Monthly rainfall data for the state of Victoria in south-eastern Australia were analyzed using principal component analysis and Varimax orthogonal rotation, with the intention of revealing typical patterns of rainfall variability. Two data sets were used: a spatially detailed set for 1970–1980, and a less spatially detailed set for 1905–1980. The first five rotated principal component patterns (RPCPs) produced from the two data sets showed the same structure. These five RPCPs each dominated rainfall over a particular sub-region of the study region, and the climatic regionalization that this suggested appeared to be one strongly determined by topography.

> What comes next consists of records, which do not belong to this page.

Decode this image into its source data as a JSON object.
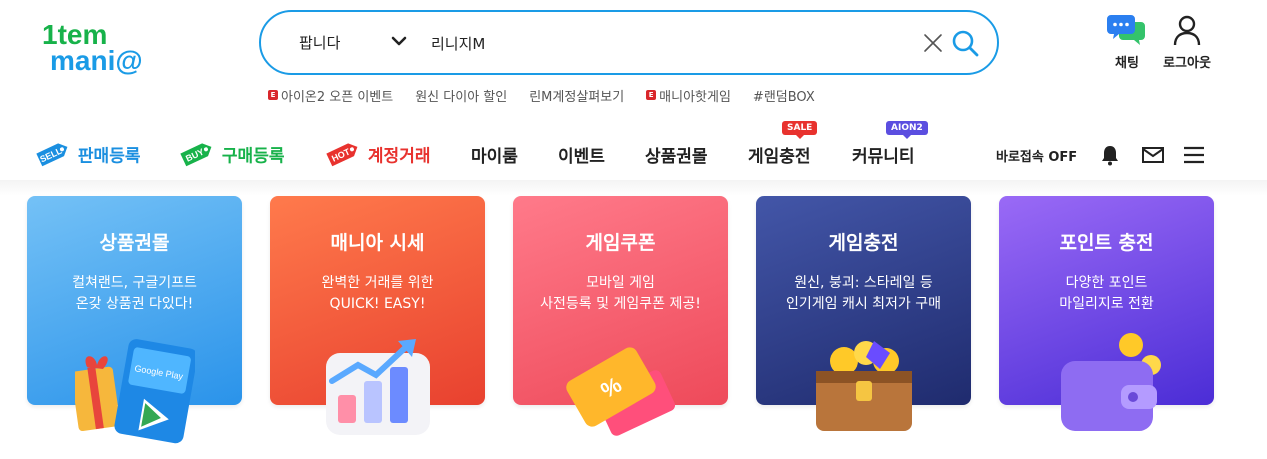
{
  "brand": {
    "logo_top": "1tem",
    "logo_bottom": "mani@"
  },
  "search": {
    "category": "팝니다",
    "query": "리니지M",
    "placeholder": ""
  },
  "hot_links": [
    {
      "label": "아이온2 오픈 이벤트",
      "event_badge": true
    },
    {
      "label": "원신 다이아 할인",
      "event_badge": false
    },
    {
      "label": "린M계정살펴보기",
      "event_badge": false
    },
    {
      "label": "매니아핫게임",
      "event_badge": true
    },
    {
      "label": "#랜덤BOX",
      "event_badge": false
    }
  ],
  "event_badge_text": "E",
  "header_icons": {
    "chat": "채팅",
    "logout": "로그아웃"
  },
  "nav": {
    "sell": {
      "tag": "SELL",
      "label": "판매등록"
    },
    "buy": {
      "tag": "BUY",
      "label": "구매등록"
    },
    "account": {
      "tag": "HOT",
      "label": "계정거래"
    },
    "items": [
      "마이룸",
      "이벤트",
      "상품권몰",
      "게임충전",
      "커뮤니티"
    ],
    "sale_pill": "SALE",
    "aion_pill": "AION2",
    "quick_access": "바로접속 OFF"
  },
  "cards": [
    {
      "title": "상품권몰",
      "desc1": "컬쳐랜드, 구글기프트",
      "desc2": "온갖 상품권 다있다!"
    },
    {
      "title": "매니아 시세",
      "desc1": "완벽한 거래를 위한",
      "desc2": "QUICK! EASY!"
    },
    {
      "title": "게임쿠폰",
      "desc1": "모바일 게임",
      "desc2": "사전등록 및 게임쿠폰 제공!"
    },
    {
      "title": "게임충전",
      "desc1": "원신, 붕괴: 스타레일 등",
      "desc2": "인기게임 캐시 최저가 구매"
    },
    {
      "title": "포인트 충전",
      "desc1": "다양한 포인트",
      "desc2": "마일리지로 전환"
    }
  ],
  "art_text": {
    "google_play": "Google Play",
    "coupon_symbol": "%"
  },
  "colors": {
    "accent": "#1a9be6",
    "logo_green": "#17b24a",
    "logo_blue": "#1a9be6",
    "nav_sell": "#1a8fe0",
    "nav_buy": "#17b24a",
    "nav_hot": "#e8322e",
    "card_gift": "#3aa5f0",
    "card_market": "#f2542f",
    "card_coupon": "#f25a6e",
    "card_charge": "#2f3d8a",
    "card_point": "#6a3fe0"
  }
}
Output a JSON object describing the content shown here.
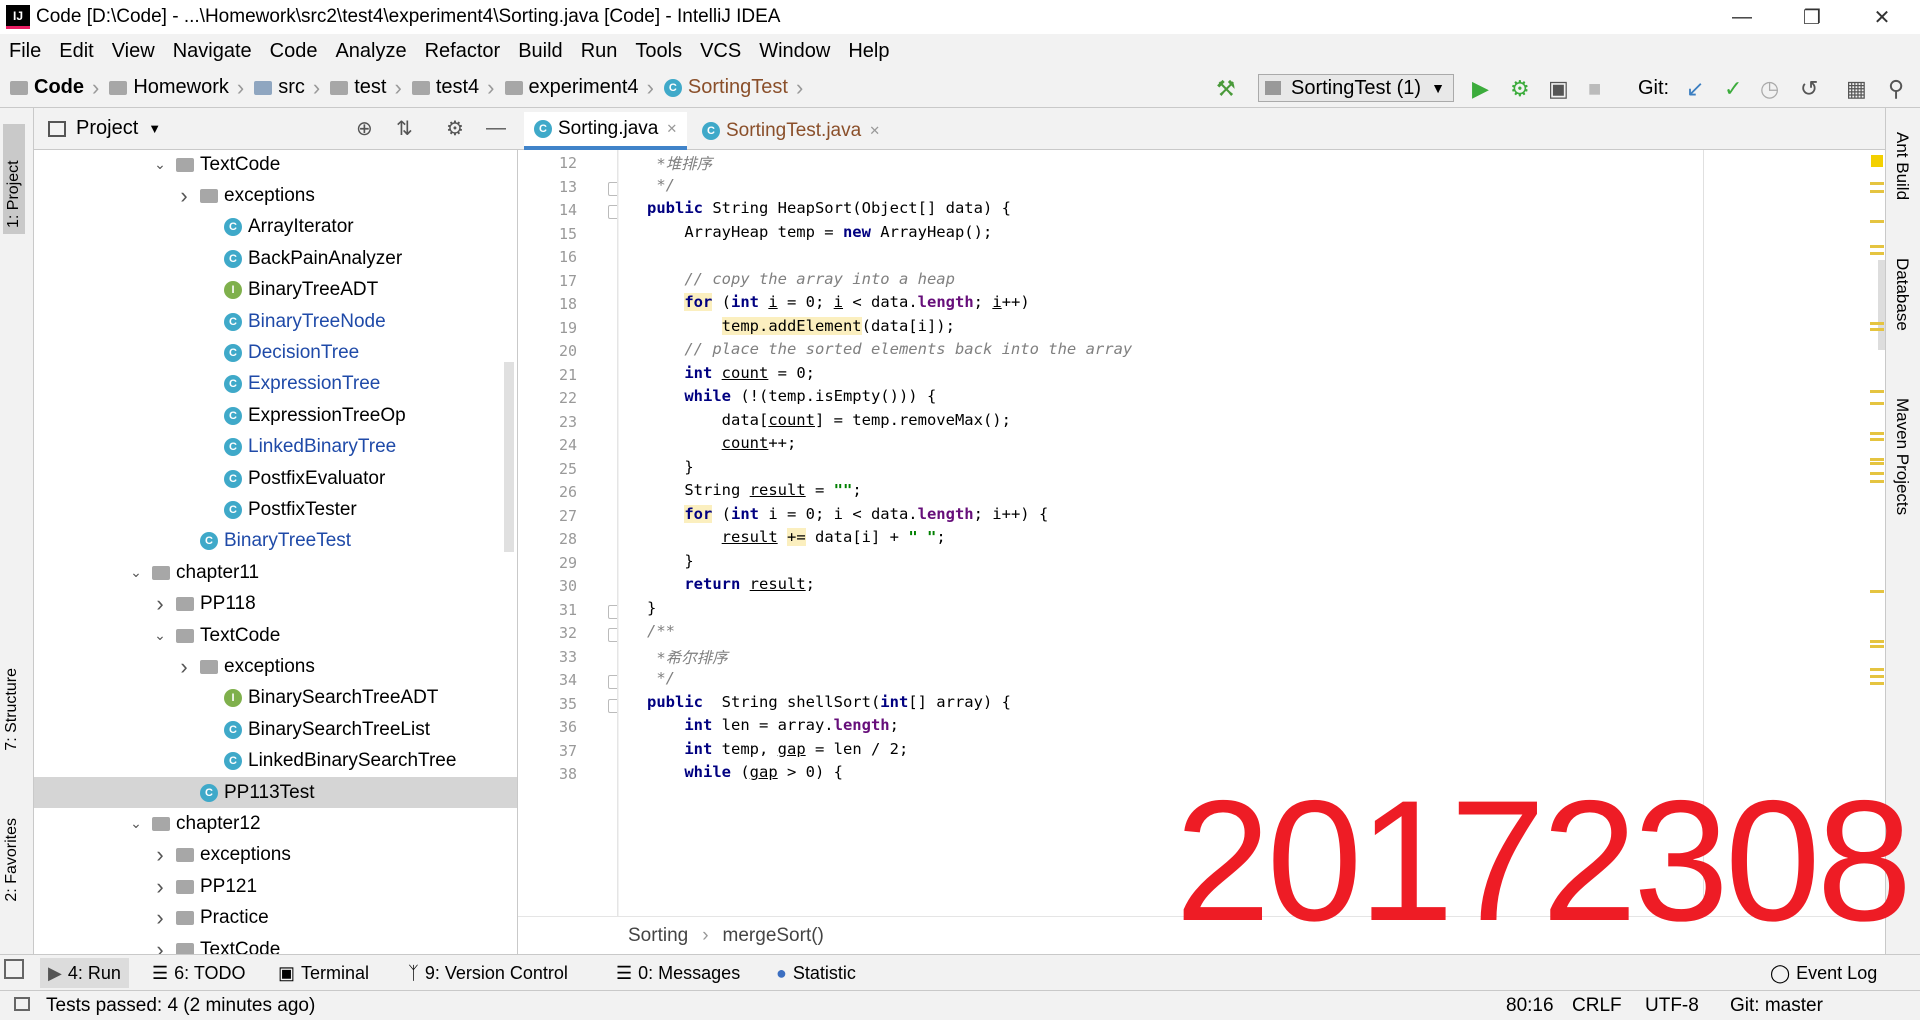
{
  "window": {
    "title": "Code [D:\\Code] - ...\\Homework\\src2\\test4\\experiment4\\Sorting.java [Code] - IntelliJ IDEA"
  },
  "menu": [
    "File",
    "Edit",
    "View",
    "Navigate",
    "Code",
    "Analyze",
    "Refactor",
    "Build",
    "Run",
    "Tools",
    "VCS",
    "Window",
    "Help"
  ],
  "breadcrumb": [
    "Code",
    "Homework",
    "src",
    "test",
    "test4",
    "experiment4",
    "SortingTest"
  ],
  "toolbar": {
    "run_config": "SortingTest (1)",
    "git_label": "Git:"
  },
  "project_panel": {
    "title": "Project",
    "tree": [
      {
        "label": "TextCode",
        "kind": "folder",
        "expand": "open",
        "indent": 1
      },
      {
        "label": "exceptions",
        "kind": "folder",
        "expand": "closed",
        "indent": 2
      },
      {
        "label": "ArrayIterator",
        "kind": "class",
        "indent": 3
      },
      {
        "label": "BackPainAnalyzer",
        "kind": "class-run",
        "indent": 3
      },
      {
        "label": "BinaryTreeADT",
        "kind": "interface",
        "indent": 3
      },
      {
        "label": "BinaryTreeNode",
        "kind": "class",
        "indent": 3,
        "modified": true
      },
      {
        "label": "DecisionTree",
        "kind": "class",
        "indent": 3,
        "modified": true
      },
      {
        "label": "ExpressionTree",
        "kind": "class",
        "indent": 3,
        "modified": true
      },
      {
        "label": "ExpressionTreeOp",
        "kind": "class",
        "indent": 3
      },
      {
        "label": "LinkedBinaryTree",
        "kind": "class",
        "indent": 3,
        "modified": true
      },
      {
        "label": "PostfixEvaluator",
        "kind": "class",
        "indent": 3
      },
      {
        "label": "PostfixTester",
        "kind": "class-run",
        "indent": 3
      },
      {
        "label": "BinaryTreeTest",
        "kind": "class-run",
        "indent": 2,
        "modified": true
      },
      {
        "label": "chapter11",
        "kind": "folder",
        "expand": "open",
        "indent": 0
      },
      {
        "label": "PP118",
        "kind": "folder",
        "expand": "closed",
        "indent": 1
      },
      {
        "label": "TextCode",
        "kind": "folder",
        "expand": "open",
        "indent": 1
      },
      {
        "label": "exceptions",
        "kind": "folder",
        "expand": "closed",
        "indent": 2
      },
      {
        "label": "BinarySearchTreeADT",
        "kind": "interface",
        "indent": 3
      },
      {
        "label": "BinarySearchTreeList",
        "kind": "class",
        "indent": 3
      },
      {
        "label": "LinkedBinarySearchTree",
        "kind": "class",
        "indent": 3
      },
      {
        "label": "PP113Test",
        "kind": "class-run",
        "indent": 2,
        "selected": true
      },
      {
        "label": "chapter12",
        "kind": "folder",
        "expand": "open",
        "indent": 0
      },
      {
        "label": "exceptions",
        "kind": "folder",
        "expand": "closed",
        "indent": 1
      },
      {
        "label": "PP121",
        "kind": "folder",
        "expand": "closed",
        "indent": 1
      },
      {
        "label": "Practice",
        "kind": "folder",
        "expand": "closed",
        "indent": 1
      },
      {
        "label": "TextCode",
        "kind": "folder",
        "expand": "closed",
        "indent": 1
      }
    ]
  },
  "editor": {
    "tabs": [
      {
        "label": "Sorting.java",
        "active": true
      },
      {
        "label": "SortingTest.java",
        "active": false
      }
    ],
    "first_line": 12,
    "lines": [
      [
        [
          "cm",
          "    *堆排序"
        ]
      ],
      [
        [
          "cm",
          "    */"
        ]
      ],
      [
        [
          "kw",
          "   public "
        ],
        [
          "",
          "String HeapSort(Object[] data) {"
        ]
      ],
      [
        [
          "",
          "       ArrayHeap temp = "
        ],
        [
          "kw",
          "new "
        ],
        [
          "",
          "ArrayHeap();"
        ]
      ],
      [
        [
          "",
          ""
        ]
      ],
      [
        [
          "cm",
          "       // copy the array into a heap"
        ]
      ],
      [
        [
          "",
          "       "
        ],
        [
          "kw hl",
          "for"
        ],
        [
          "",
          " ("
        ],
        [
          "kw",
          "int "
        ],
        [
          "ul",
          "i"
        ],
        [
          "",
          " = 0; "
        ],
        [
          "ul",
          "i"
        ],
        [
          "",
          " < data."
        ],
        [
          "fld",
          "length"
        ],
        [
          "",
          "; "
        ],
        [
          "ul",
          "i"
        ],
        [
          "",
          "++)"
        ]
      ],
      [
        [
          "",
          "           "
        ],
        [
          "hl",
          "temp.addElement"
        ],
        [
          "",
          "(data[i]);"
        ]
      ],
      [
        [
          "cm",
          "       // place the sorted elements back into the array"
        ]
      ],
      [
        [
          "kw",
          "       int "
        ],
        [
          "ul",
          "count"
        ],
        [
          "",
          " = 0;"
        ]
      ],
      [
        [
          "kw",
          "       while "
        ],
        [
          "",
          "(!(temp.isEmpty())) {"
        ]
      ],
      [
        [
          "",
          "           data["
        ],
        [
          "ul",
          "count"
        ],
        [
          "",
          "] = temp.removeMax();"
        ]
      ],
      [
        [
          "",
          "           "
        ],
        [
          "ul",
          "count"
        ],
        [
          "",
          "++;"
        ]
      ],
      [
        [
          "",
          "       }"
        ]
      ],
      [
        [
          "",
          "       String "
        ],
        [
          "ul",
          "result"
        ],
        [
          "",
          " = "
        ],
        [
          "st",
          "\"\""
        ],
        [
          "",
          ";"
        ]
      ],
      [
        [
          "",
          "       "
        ],
        [
          "kw hl",
          "for"
        ],
        [
          "",
          " ("
        ],
        [
          "kw",
          "int "
        ],
        [
          "",
          "i = 0; i < data."
        ],
        [
          "fld",
          "length"
        ],
        [
          "",
          "; i++) {"
        ]
      ],
      [
        [
          "",
          "           "
        ],
        [
          "ul",
          "result"
        ],
        [
          "",
          " "
        ],
        [
          "hl",
          "+="
        ],
        [
          "",
          " data[i] + "
        ],
        [
          "st",
          "\" \""
        ],
        [
          "",
          ";"
        ]
      ],
      [
        [
          "",
          "       }"
        ]
      ],
      [
        [
          "kw",
          "       return "
        ],
        [
          "ul",
          "result"
        ],
        [
          "",
          ";"
        ]
      ],
      [
        [
          "",
          "   }"
        ]
      ],
      [
        [
          "cm",
          "   /**"
        ]
      ],
      [
        [
          "cm",
          "    *希尔排序"
        ]
      ],
      [
        [
          "cm",
          "    */"
        ]
      ],
      [
        [
          "kw",
          "   public  "
        ],
        [
          "",
          "String shellSort("
        ],
        [
          "kw",
          "int"
        ],
        [
          "",
          "[] array) {"
        ]
      ],
      [
        [
          "kw",
          "       int "
        ],
        [
          "",
          "len = array."
        ],
        [
          "fld",
          "length"
        ],
        [
          "",
          ";"
        ]
      ],
      [
        [
          "kw",
          "       int "
        ],
        [
          "",
          "temp, "
        ],
        [
          "ul",
          "gap"
        ],
        [
          "",
          " = len / 2;"
        ]
      ],
      [
        [
          "kw",
          "       while "
        ],
        [
          "",
          "("
        ],
        [
          "ul",
          "gap"
        ],
        [
          "",
          " > 0) {"
        ]
      ]
    ],
    "breadcrumb": [
      "Sorting",
      "mergeSort()"
    ]
  },
  "watermark": "20172308",
  "right_tabs": [
    "Ant Build",
    "Database",
    "Maven Projects"
  ],
  "left_tabs": [
    "1: Project",
    "7: Structure",
    "2: Favorites"
  ],
  "tool_windows": [
    "4: Run",
    "6: TODO",
    "Terminal",
    "9: Version Control",
    "0: Messages",
    "Statistic",
    "Event Log"
  ],
  "status": {
    "message": "Tests passed: 4 (2 minutes ago)",
    "position": "80:16",
    "line_sep": "CRLF",
    "encoding": "UTF-8",
    "git": "Git: master"
  },
  "colors": {
    "keyword": "#000080",
    "comment": "#808080",
    "string": "#008000",
    "field": "#660e7a",
    "modified": "#1f4aa8",
    "watermark": "#ee1c25"
  }
}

The anomalies of Australian region mean monthly mean sea-level (MSL) pressure associated with these five RPCPs of rainfall were determined using correlational techniques. Of the five main RPCPs of rainfall, the pattern based in the south-west of the state showed the strongest relationship with monthly pressure anomalies, and was associated with the occurrence of onshore westerly winds. The results for the rainfall pattern based in northern Victoria were perhaps the most interesting. Rainfall in this region was related to the occurrence of anomalous northerly winds through southeastern Australia, although through the cooler months of the year these winds accompanied a low pressure anomaly centred over central Australia, whereas in the warmer months they were associated with a high pressure anomaly centred to the south-east of the continent. This northern rainfall pattern also showed some month to month persistence, and a distinct correlation with the Southern Oscillation.